Some people are making money from our renewable resource, though, and it’s not just the big energy companies where there are dividends and bonuses aplenty. Most of the money has gone to the corporates but some public organisations are still getting some, even if it’s not the council or the Scottish Government.

The energy coming ashore from the offshore wind developments that are becoming ever more visible in the Forth is at least seeing some funds pocketed by Crown Estates Scotland (CES), who have the rights to the foreshore here in East Lothian, as in the rest of Scotland. That money goes to the Government here. It’s not massive but nor is it to be sniffed it. They’re getting payments for the cables landing at Cockenzie and at Torness, and it amounts to millions.

What, though, is the county getting from that? In Montrose, CES is putting significant funds into developing a renewable energy business park which will see businesses and jobs established as companies base themselves there. To be fair, Montrose is a major hub for the growing offshore wind industry. But so can and should be East Lothian. We might not host the ports that service the sector but we have the transmission stations for the energy that flows ashore before being sent south on the National Grid.

I’ve written to CES asking. ‘Where’s ours?’ There surely has to be as much opportunity here where the energy is landing as there. Why can’t they fund developments at Cockenzie and Torness where hydrogen or ammonia could create jobs and allow both old and new businesses to flourish?

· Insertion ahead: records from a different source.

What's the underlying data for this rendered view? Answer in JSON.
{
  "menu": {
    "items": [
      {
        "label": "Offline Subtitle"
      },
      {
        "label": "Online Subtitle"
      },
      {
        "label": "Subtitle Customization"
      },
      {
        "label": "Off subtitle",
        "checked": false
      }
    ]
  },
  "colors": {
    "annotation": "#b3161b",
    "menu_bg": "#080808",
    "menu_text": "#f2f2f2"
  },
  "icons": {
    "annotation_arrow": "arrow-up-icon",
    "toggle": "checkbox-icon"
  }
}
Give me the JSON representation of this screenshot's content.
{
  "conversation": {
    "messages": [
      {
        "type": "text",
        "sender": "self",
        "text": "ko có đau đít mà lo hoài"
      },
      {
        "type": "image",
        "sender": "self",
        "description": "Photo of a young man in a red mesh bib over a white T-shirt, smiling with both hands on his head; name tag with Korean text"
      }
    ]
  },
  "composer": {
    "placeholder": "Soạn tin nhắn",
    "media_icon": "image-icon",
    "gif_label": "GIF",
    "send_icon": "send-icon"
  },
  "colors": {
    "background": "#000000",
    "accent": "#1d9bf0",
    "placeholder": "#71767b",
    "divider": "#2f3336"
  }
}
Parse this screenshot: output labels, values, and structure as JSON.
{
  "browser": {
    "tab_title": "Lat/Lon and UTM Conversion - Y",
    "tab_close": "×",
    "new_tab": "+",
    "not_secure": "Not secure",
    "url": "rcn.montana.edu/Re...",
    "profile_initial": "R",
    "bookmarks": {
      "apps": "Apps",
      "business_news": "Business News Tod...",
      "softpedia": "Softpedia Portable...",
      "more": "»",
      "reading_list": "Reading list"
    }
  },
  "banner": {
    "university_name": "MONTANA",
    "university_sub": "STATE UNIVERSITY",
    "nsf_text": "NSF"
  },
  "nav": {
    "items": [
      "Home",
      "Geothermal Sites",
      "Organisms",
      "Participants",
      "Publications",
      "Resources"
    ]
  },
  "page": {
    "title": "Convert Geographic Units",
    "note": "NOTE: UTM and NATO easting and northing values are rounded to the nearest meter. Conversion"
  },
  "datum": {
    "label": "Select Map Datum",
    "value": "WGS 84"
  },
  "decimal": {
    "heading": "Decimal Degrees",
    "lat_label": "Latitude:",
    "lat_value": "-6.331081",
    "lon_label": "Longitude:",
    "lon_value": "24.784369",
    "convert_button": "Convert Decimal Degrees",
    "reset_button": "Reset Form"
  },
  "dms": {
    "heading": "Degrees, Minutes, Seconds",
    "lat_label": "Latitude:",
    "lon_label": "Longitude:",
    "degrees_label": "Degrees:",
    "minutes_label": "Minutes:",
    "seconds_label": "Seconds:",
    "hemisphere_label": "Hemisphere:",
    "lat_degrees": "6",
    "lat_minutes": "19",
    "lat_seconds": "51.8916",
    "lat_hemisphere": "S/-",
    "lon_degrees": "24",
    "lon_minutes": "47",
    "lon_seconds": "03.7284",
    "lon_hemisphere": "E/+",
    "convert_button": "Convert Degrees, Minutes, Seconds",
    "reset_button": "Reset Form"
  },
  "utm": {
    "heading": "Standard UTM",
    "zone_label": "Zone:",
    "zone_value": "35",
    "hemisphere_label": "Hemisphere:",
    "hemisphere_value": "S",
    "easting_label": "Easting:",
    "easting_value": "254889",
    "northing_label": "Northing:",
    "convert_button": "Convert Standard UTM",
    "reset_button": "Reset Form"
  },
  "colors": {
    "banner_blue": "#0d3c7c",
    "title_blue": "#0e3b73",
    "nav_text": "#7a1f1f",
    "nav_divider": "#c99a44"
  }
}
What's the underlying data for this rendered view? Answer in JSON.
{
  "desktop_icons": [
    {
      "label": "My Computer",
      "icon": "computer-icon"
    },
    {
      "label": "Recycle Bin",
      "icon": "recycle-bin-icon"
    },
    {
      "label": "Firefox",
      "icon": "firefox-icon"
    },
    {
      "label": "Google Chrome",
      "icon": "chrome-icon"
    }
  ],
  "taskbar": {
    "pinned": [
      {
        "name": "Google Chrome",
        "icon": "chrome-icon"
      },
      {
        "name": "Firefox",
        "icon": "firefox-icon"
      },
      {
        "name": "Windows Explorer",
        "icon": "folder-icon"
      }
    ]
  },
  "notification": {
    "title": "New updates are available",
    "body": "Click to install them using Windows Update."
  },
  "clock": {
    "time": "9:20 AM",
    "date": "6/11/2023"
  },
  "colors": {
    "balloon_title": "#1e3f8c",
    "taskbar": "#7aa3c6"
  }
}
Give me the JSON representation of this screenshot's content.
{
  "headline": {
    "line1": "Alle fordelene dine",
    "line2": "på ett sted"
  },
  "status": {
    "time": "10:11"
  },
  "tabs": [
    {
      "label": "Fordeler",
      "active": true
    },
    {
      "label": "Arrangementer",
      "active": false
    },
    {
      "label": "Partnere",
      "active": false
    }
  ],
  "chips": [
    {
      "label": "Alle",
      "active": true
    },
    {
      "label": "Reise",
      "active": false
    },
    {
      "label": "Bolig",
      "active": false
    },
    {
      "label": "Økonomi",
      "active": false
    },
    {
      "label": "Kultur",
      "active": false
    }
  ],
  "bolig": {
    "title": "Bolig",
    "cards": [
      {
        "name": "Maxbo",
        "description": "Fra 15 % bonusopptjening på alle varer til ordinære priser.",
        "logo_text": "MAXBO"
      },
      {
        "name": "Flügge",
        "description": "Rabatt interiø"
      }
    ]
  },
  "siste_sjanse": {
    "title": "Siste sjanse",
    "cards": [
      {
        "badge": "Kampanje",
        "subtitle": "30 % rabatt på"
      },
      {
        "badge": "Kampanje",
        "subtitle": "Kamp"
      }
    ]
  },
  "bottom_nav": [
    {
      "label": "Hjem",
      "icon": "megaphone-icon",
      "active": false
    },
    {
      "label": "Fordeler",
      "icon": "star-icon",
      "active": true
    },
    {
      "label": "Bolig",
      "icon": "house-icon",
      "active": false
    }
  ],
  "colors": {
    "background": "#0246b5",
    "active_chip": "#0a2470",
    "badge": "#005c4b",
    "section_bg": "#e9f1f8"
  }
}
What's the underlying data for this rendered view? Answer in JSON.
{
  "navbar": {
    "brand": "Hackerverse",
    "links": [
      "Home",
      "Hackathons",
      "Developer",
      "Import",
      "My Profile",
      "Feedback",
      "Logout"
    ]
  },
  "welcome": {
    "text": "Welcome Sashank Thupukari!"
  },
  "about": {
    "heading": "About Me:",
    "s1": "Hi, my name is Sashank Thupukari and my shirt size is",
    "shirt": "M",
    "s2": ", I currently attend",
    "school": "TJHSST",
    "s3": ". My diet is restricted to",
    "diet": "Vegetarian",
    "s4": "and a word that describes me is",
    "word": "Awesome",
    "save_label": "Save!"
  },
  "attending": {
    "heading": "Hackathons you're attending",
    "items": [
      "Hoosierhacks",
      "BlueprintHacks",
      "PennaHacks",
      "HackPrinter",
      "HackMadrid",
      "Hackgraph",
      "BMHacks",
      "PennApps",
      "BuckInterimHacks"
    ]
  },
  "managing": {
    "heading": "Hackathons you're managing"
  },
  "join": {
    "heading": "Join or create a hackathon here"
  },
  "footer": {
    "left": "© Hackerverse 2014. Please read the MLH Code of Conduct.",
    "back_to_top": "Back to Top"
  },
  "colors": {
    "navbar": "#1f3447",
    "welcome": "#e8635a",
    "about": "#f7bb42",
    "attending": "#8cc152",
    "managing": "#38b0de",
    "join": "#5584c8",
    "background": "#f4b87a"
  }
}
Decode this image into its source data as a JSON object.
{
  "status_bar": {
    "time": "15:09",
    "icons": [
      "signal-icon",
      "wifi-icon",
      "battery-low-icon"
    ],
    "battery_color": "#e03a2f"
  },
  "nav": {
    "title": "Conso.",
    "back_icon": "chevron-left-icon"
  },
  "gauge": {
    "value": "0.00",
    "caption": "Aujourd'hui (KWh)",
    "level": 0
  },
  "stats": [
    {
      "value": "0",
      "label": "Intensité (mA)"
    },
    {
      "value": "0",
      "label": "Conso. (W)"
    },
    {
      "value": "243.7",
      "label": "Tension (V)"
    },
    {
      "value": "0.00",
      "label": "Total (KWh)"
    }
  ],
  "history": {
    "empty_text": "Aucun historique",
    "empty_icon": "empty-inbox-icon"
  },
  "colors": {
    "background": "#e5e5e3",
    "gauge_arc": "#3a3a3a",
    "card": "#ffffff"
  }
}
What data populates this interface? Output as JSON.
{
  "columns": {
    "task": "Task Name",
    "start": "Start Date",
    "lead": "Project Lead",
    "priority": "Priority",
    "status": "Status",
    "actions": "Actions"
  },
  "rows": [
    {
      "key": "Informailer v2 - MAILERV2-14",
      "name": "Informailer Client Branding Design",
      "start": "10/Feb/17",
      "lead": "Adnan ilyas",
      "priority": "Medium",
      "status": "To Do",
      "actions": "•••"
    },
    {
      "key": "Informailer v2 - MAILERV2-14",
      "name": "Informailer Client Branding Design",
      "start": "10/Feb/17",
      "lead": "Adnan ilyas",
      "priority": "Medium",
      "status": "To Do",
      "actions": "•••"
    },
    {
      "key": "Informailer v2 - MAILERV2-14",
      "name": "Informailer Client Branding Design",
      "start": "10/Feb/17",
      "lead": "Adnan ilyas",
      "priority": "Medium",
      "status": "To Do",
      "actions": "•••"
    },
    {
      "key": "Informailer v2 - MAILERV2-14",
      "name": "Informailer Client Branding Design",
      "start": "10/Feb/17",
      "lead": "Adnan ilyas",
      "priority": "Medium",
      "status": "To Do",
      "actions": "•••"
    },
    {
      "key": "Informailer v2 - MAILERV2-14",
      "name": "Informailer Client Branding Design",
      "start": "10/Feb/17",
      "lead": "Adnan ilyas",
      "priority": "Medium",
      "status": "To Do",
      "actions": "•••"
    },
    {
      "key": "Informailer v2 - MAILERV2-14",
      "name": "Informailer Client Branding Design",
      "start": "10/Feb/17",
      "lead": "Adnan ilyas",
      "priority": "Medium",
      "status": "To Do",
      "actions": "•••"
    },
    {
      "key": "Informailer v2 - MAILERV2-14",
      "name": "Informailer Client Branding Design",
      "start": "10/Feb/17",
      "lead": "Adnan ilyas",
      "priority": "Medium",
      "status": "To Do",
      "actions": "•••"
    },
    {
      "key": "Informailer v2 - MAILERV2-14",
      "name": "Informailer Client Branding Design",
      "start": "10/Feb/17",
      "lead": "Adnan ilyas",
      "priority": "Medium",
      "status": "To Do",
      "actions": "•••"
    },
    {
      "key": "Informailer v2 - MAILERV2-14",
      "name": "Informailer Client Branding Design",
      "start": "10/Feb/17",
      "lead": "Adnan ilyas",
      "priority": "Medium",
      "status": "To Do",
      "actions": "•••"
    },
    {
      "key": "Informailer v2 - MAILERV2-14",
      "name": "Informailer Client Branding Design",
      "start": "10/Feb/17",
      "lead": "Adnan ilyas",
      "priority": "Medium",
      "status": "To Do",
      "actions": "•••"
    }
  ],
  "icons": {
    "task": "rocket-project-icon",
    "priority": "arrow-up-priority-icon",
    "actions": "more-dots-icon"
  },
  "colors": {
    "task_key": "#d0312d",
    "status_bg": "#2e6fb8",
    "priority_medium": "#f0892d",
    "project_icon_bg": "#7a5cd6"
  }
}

There’s plenty land and we’ve been told there will be new technology springing in the sites of the old. East Lothian must benefit from this resource, not just be able to see it from the shore.